About 25 miles south of Clewiston, fossils of 40-foot long ancient whales were discovered. Outside of Lake Okeechobee, molars and tusks of the ancient mammoths have been found. In South Florida, fossils from ancient horses and tapirs (similar in shape to a pig), were also unearthed. (A piece of a tapir's jawbone is on display at the Clewiston Museum.) “Florida was, at one point, 2.5 times the size it was today, and the sea levels were lower. The continental shelf that surrounds Florida was actually land level,” explained Wilson, who also said that the climate was drier then. Remnants from Indian tribes, such as pottery, arrowheads, jewelry, and even gold items, such as coins and jewelry have also been uncovered. The gold items were originally procured by the Indians from the Spaniards during trades. More recent objects have also been discovered. Take for example what John Ward, a cattle rancher at his family's J-Seven Ranch, found on his farm in Clewiston. One day, when Ward was herding cattle, and crossing a pond on his Honda, he heard a “clink” as his Honda hit something submerged. “I went back to the pond with a backhoe, and uncovered a B-47 Stratojet engine submerged deep in the mud. Ward was just a boy when a plane crash happened near his family home causing an earth-shaking explosion. Although all three crew members survived the crash by parachuting out, one of the bomber's engines was never found.

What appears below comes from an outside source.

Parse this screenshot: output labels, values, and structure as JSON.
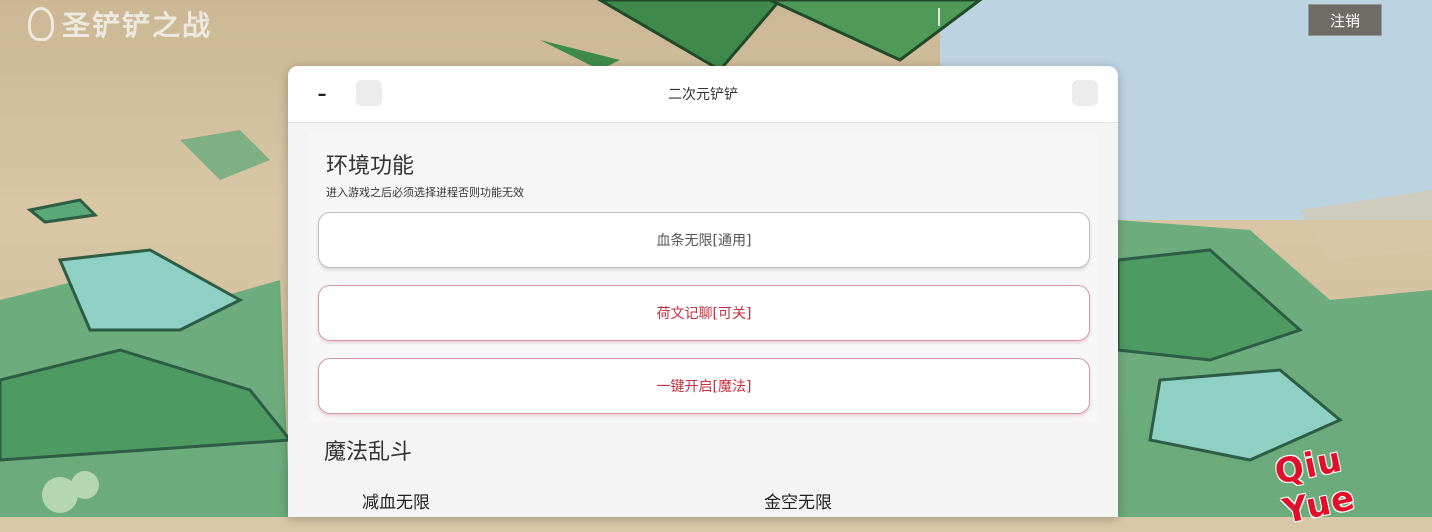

Wouldn't you know, there it was lying in the pond only to be found many years later. Ward explained that when the plane crashed it was exceptionally alarming, because it happened in the 1960s, during the time of the Cuban Missile Crisis, a time when the world waited nervously as it was presumed we were on the brink of a nuclear war. “Military helicopters and police vehicles were called in quickly to investigate the source of this colossal explosion,” recalled Ward. In 2001, farm manager Richard Tillis of LaBelle was working with a backhoe to expand a pond during a drought. He dug up what turned out to be the femur of a mammoth or mastodon (broken into three pieces). Tillis reported it to the farm's co-owner, Dale Albritton of Alturas. Upon seeing the discovery, Albritton contacted the Florida Museum of Natural History's vertebrate paleontology collections manager, Dr. Richard Hulbert. Hulbert, in turn, contacted Mason B. Meers, associate professor of evolutionary biology and anatomy, who made the first trip out to see just what had been unearthed. Turns out that in that very pond laid a whole lot more than just a femur bone. “Mr. Albritton generously made the land available to us for excavation. Dr. Hulbert and I worked the site for the next two years with a tremendous amount of assistance from the Albrittons and Mr. Tillis, David and LeAnn Cale of Fort Myers, and over 100 volunteers from the Lee County Paleontological Society, along with students from the University of Tampa,” said Meers. What was found in the pond was a large deposit of Pleistocene fossils estimated to be between 400,000 and 800,000 years old. Over the course of the dig, specimens of a giant ground sloth (jaw, skulls and a complete pelvis — a unique find), a giant tortoise (bones and shell fragments), giant armadillos (assorted specimens), and various fossils from mammoths and mastodons (partial skulls, limb bones, vertebrae, teeth and tusks) were discovered,” said Meers, who explained that finds of this size are exceptionally rare. “There have been none like it since in Florida,” said Meers. All specimens were donated to the Florida Museum of Natural History, by Albritton, and are used by paleontologists from around the world. It goes to show that if you dig in the rich Florida earth, you might just find something of historical significance.